Records excerpted from a collection:
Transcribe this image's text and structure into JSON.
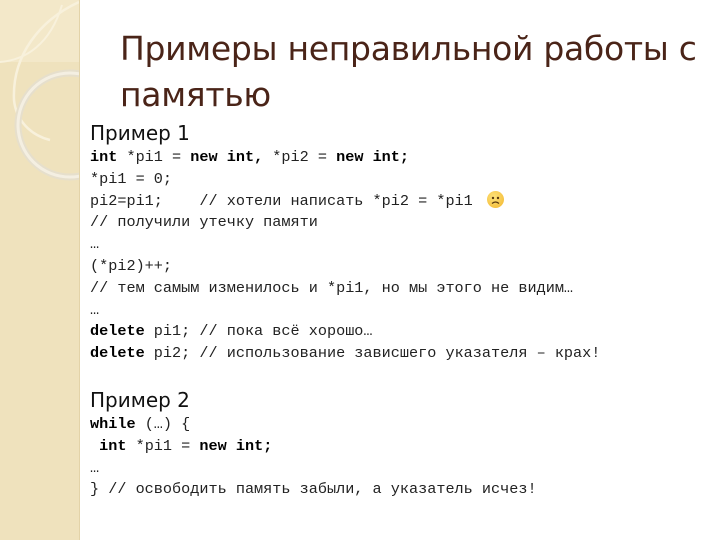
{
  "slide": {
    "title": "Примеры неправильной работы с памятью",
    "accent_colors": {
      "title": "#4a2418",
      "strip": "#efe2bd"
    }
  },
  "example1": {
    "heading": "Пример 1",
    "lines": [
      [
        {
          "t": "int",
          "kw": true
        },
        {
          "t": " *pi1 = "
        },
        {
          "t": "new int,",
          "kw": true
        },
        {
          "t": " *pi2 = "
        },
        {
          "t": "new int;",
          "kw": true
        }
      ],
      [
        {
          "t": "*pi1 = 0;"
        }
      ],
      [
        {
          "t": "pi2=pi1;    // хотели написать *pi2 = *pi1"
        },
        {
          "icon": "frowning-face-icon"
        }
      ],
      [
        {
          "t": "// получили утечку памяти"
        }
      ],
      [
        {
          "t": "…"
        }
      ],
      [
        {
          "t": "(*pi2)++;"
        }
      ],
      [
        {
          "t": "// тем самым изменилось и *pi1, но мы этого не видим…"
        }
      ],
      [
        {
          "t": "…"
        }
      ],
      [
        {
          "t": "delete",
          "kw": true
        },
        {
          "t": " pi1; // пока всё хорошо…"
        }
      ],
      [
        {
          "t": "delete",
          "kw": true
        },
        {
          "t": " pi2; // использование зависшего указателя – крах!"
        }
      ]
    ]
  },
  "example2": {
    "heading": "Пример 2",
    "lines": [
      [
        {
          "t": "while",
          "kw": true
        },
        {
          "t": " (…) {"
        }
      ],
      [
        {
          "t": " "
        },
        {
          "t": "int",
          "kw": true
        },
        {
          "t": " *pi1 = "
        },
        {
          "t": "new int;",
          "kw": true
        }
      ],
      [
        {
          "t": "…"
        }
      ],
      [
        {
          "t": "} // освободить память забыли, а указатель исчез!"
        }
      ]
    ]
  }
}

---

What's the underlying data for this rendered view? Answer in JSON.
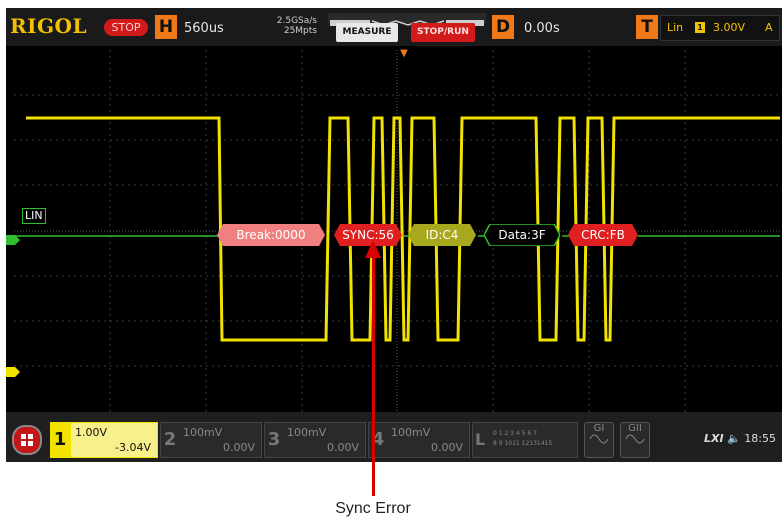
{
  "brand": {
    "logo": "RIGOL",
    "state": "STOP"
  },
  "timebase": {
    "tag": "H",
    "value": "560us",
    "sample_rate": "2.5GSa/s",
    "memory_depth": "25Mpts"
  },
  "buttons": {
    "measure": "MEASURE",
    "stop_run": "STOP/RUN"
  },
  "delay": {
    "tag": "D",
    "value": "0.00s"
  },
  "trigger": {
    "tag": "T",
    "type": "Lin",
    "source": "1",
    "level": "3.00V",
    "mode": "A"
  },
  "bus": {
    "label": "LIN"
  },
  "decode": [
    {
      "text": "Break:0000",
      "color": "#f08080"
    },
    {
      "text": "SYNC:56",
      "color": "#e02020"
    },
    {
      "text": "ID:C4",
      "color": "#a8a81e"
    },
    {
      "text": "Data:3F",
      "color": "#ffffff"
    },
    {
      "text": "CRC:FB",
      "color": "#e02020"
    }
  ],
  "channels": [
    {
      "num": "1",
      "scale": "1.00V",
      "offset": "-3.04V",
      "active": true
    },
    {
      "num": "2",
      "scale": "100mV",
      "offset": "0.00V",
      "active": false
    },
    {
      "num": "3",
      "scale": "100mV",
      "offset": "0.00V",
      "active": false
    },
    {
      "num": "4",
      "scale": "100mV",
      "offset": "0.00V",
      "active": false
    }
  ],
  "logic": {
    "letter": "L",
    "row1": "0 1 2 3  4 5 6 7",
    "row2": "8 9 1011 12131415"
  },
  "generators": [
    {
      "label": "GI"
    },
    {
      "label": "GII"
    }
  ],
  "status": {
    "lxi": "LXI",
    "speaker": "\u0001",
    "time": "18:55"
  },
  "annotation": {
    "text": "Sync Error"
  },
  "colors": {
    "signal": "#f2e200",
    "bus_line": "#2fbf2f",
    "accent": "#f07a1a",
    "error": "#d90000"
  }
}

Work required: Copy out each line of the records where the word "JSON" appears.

Answer to this problem:
Transcribe this image's text and structure into JSON.
What's the underlying data for this rendered view? Answer in JSON.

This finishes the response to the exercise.